Ships RTL-SDR Android App Screenshot
Ships RTL-SDR Android App Screenshot

Using Aisdecoder to decode both AIS channels simultaneously

Recently SV3EXP wrote in to let us know that he has been documenting his experiences with trying to get aisdecoder to decode both AIS channels simultaneously. AIS stands for Automatic Identification System, and is a system used to track the locations of marine vessels. With an RTL-SDR or other SDR radio, and appropriate decoder software you can plot ship positions on a map. As the AIS system uses two separate channels for redundancy, you can get a faster and more reliable update rate if you monitor and decode both channels.

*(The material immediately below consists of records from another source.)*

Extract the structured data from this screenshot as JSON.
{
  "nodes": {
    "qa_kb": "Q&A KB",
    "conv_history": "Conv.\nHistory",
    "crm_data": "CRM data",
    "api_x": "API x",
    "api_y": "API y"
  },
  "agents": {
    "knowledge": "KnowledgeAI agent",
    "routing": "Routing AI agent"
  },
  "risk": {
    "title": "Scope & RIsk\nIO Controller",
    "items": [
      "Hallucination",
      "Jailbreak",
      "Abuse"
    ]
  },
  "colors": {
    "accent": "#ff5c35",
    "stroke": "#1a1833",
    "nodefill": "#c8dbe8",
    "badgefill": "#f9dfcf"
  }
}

On his blog SV3EXP shows how he uses Linux and the “demod” and “csdr” tools to demodulate multiple channels at the same time from IQ data generated by rtl_fm. The demodulated data is then fed to the aisdecoder software for decoding, and then fed to aisdispatcher for feeding the AISHub.net AIS data aggregation website.

Of course the easier solution to decode both AIS channels at once is to use decoding software that already supports this, such as AISdeco2 or AISrec which can be downloaded at http://xdeco.org, and https://sites.google.com/site/feverlaysoft respectively. But regardless SV3EXP’s method does show an interesting way to demodulate multiple streams using only command line tools.

SV3EXP also wanted to point out that he is selling a bias tee powered PSA4-5043+ based LNA on eBay which is compatible with the bias tee on our RTL-SDR Blog SDR units.

AISHub Coverage Areas
AISHub Coverage Areas

Setting up a Raspberry Pi Based AIS Receiver with an RTL-SDR

Over on YouTube user Tobias Härling has uploaded a video showing how he used a Raspberry Pi and RTL-SDR dongle to set up an AIS receiver. AIS stands for Automatic Identification System and is a radio system similar to ADS-B which allows you to create a radar-like system for boats. For Windows we have a tutorial on AIS reception here.

In his setup he uses rtl_ais and the kplex software and shows how to install everything from scratch. He also shows how to set the system up so that decoding automatically starts up and begins outputing NMEA data through the network when the Raspberry Pi is powered on. This way an a device like an iPad could be used to run OpenCPN to view the plotted ships.

$50 Raspberry Pi AIS-Receiver – How to